Nationaal Park De Hoge Veluwe is a great park to explore by bicycle. Beyond the park, you can continue through moorland to Zwolle, where is an extensive area of lakes stretching to the attractive Frisian town of Sneek.
Or for a bigger challenge go round the IJseelmeer. Until the 1930s this big lake near Amsterdam was not a lake but a sea. Who can resist cycling round a sea? The Ijsselmeer is one of the most beautiful areas in the country and the perfect Dutch experience for a cyclist.
There are plenty of cycling excursions from Amsterdam. For a great easy four-hour round trip from Amsterdam, cycle southwards along the banks of the River Amstel. After a half-hour you will emerge into the countryside on the way to the pretty village of Ouderkerk aan de Amstel.
Boating in Holland
Water is everywhere in Holland and there are always boats for hire and local tours. Zeeland, a province of the Netherlands located in the south-west of the country, is very popular among those who enjoy boating. Sailing schools and boat-hire companies abound, with one in every harbor. A special attraction lies in the traditional old sailing vessels of Zeeland, which can be hired with skipper.
Leiden, ‘a town on the watercourses’, offers great boat trips on the Leiden canals and to the Kagerplassen lakes, a beautiful area surrounded by windmills, weilanden with grazing animals, flower fields and full of quaint Dutch boats and buildings.
Monnickendam, just 16 km northeast of Amsterdam, an attractive little port with picturesque canals, is a great place for boating, fishing and windsurfing with vast collection of boats of every size and type.
Viewing Amsterdam from a boat gives you a different perspective on the city.
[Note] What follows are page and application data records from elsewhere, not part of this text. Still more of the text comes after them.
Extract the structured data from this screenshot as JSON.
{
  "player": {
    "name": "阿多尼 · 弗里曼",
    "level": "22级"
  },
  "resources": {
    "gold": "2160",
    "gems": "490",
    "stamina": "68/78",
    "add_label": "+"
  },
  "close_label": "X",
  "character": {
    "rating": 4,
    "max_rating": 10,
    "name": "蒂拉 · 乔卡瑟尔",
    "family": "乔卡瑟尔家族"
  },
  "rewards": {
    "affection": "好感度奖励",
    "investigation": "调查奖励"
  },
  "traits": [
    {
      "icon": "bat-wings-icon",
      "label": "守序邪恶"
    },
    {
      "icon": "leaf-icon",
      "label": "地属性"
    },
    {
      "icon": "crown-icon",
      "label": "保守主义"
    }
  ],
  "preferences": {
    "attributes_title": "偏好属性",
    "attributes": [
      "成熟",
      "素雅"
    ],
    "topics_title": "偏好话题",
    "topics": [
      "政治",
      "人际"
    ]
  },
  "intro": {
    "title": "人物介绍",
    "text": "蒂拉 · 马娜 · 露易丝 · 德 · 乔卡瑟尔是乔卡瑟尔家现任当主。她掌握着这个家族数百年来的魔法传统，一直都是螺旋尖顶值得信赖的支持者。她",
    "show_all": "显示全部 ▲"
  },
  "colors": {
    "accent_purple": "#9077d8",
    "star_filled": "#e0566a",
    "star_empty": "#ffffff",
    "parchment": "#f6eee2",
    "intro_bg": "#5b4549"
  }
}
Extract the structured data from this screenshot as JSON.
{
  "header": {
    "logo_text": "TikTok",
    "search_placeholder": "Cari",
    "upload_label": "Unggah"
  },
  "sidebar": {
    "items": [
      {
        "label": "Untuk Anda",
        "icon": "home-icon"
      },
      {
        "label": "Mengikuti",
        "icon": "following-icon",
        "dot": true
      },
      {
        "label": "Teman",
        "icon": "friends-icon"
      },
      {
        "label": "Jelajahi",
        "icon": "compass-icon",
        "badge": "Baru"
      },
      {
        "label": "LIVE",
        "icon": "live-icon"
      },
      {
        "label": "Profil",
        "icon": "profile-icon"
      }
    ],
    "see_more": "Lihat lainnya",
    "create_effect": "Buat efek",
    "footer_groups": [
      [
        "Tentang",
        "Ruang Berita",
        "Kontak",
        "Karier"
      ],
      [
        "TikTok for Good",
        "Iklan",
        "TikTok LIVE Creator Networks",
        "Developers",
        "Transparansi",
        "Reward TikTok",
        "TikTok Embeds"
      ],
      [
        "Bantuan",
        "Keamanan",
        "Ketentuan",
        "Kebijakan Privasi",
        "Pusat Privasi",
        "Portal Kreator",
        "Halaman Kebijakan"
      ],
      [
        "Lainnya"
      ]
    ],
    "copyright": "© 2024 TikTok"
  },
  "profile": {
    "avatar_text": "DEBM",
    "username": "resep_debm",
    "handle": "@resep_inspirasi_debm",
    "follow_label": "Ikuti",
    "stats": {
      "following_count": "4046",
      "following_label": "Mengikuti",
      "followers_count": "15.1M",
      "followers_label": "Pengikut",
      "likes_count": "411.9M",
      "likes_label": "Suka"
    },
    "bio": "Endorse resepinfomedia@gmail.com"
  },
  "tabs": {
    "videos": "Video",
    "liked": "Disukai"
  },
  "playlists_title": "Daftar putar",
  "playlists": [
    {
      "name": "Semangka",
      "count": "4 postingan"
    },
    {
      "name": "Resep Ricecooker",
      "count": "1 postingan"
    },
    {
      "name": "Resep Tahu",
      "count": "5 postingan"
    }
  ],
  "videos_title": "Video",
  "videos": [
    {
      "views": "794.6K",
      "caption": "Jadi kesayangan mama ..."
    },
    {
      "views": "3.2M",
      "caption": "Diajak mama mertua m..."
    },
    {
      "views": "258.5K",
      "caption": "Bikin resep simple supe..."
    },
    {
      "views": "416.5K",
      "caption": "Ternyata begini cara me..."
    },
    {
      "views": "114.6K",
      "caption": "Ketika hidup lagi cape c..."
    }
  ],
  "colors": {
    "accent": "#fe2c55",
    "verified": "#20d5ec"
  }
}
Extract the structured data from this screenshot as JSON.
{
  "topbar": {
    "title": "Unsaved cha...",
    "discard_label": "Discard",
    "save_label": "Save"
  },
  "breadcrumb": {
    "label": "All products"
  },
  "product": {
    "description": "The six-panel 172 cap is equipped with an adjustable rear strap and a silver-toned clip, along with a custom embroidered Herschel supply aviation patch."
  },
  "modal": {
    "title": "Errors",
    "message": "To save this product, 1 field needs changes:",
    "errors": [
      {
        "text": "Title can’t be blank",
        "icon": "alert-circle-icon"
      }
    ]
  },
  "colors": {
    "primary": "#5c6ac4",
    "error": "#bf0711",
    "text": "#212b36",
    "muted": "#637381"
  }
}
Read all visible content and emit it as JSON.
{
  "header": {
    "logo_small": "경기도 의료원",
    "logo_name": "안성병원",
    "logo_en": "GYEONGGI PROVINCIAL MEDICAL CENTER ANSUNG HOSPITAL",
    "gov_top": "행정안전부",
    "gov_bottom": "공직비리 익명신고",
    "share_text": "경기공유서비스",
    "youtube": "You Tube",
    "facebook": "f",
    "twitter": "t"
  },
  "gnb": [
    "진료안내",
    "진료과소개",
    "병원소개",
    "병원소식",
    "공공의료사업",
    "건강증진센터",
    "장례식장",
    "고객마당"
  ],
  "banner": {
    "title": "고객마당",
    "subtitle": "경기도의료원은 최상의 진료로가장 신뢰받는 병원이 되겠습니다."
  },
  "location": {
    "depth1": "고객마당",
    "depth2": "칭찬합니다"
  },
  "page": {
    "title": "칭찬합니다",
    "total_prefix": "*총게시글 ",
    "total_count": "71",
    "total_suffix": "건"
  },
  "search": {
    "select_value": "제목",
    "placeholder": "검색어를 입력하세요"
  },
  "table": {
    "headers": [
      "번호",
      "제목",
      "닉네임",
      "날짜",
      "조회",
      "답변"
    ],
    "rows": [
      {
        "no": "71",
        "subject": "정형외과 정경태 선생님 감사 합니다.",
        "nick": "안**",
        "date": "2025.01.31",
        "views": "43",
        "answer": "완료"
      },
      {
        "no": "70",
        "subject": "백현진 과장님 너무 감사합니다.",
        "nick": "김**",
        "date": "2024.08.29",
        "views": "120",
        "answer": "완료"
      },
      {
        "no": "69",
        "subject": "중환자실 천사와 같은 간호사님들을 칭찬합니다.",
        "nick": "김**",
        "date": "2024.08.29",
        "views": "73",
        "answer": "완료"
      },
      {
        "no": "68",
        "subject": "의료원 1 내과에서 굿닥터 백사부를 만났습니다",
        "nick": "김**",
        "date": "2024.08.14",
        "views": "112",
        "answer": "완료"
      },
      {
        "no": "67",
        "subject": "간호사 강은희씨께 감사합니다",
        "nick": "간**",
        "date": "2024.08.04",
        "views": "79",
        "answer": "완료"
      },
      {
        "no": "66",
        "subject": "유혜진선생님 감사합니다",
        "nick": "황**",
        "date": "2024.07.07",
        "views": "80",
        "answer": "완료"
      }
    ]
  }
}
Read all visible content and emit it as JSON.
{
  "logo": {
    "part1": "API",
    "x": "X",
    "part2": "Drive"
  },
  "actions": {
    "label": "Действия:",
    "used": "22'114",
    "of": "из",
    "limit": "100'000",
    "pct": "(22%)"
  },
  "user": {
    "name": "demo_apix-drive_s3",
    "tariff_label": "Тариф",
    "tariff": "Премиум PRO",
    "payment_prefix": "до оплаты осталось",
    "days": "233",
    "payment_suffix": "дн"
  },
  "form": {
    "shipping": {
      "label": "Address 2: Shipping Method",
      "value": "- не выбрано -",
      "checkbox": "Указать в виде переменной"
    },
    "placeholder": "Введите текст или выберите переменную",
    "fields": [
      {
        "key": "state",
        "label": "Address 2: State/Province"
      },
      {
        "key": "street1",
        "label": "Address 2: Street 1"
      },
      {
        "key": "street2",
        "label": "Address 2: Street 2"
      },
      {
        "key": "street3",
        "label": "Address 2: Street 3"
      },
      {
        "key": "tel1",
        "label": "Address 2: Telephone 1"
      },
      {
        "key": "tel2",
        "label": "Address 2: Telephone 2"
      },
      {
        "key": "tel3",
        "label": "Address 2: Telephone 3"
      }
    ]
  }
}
Amsterdam has more than 100 canals and 1,200 bridges. The canals of Amsterdam are easy way to get around the city and perfect way to enjoy the city’s architectural jewels. But if you want truly Amsterdam experience, why not to stay in a houseboat or floating hotel in Amsterdam. There is no better way to experience the city on the water, than sleeping literally on the water! Or you can take a look into cozy world of living on a houseboat in an Amsterdam canal, visiting Houseboat Museum on Prinsengracht.
Visiting cheese country
Holland is undeniably the ‘cheese country’. Not only because of its high export figures and variety of Dutch cheeses, but also because the Dutch culture is entrenched in cheese. There are several cheese markets operating in the Netherlands. Some of them are reproductions of traditional merchant cheese markets as operated in the Middle Ages. If you are really into cheese, Edam and Alkmaar are great places to visit, taste, learn and buy some cheese.
Edam, just 22 km northeast of Amsterdam, is a cheerful interesting little place with attractive canals crossed by narrow wooden bridges. Once, Edam was an important whaling town and port. Now it is world-famous for its round cheeses, which are produced by farms on the fertile Beemster and Purmer polders. Edam cheeses, wrapped in a protective skin of red wax for export, can still be bought in the 16 th century Waag (weigh house) on Waagplein.
Alkmaar, 40 km north of Amsterdam, is a busy market town with a traditional cheese market on Friday mornings during the tourist season. The yellow-skinned cheeses are piled onto wooden sledges by porters in traditional garb, before being taken to the Waaggebouw, a 14th century chapel which was converted to a weigh house in the 16th century. Now it also contains a small museum of cheese-making techniques.
Have a fantastic time in Holland and please share with us your Dutch experience!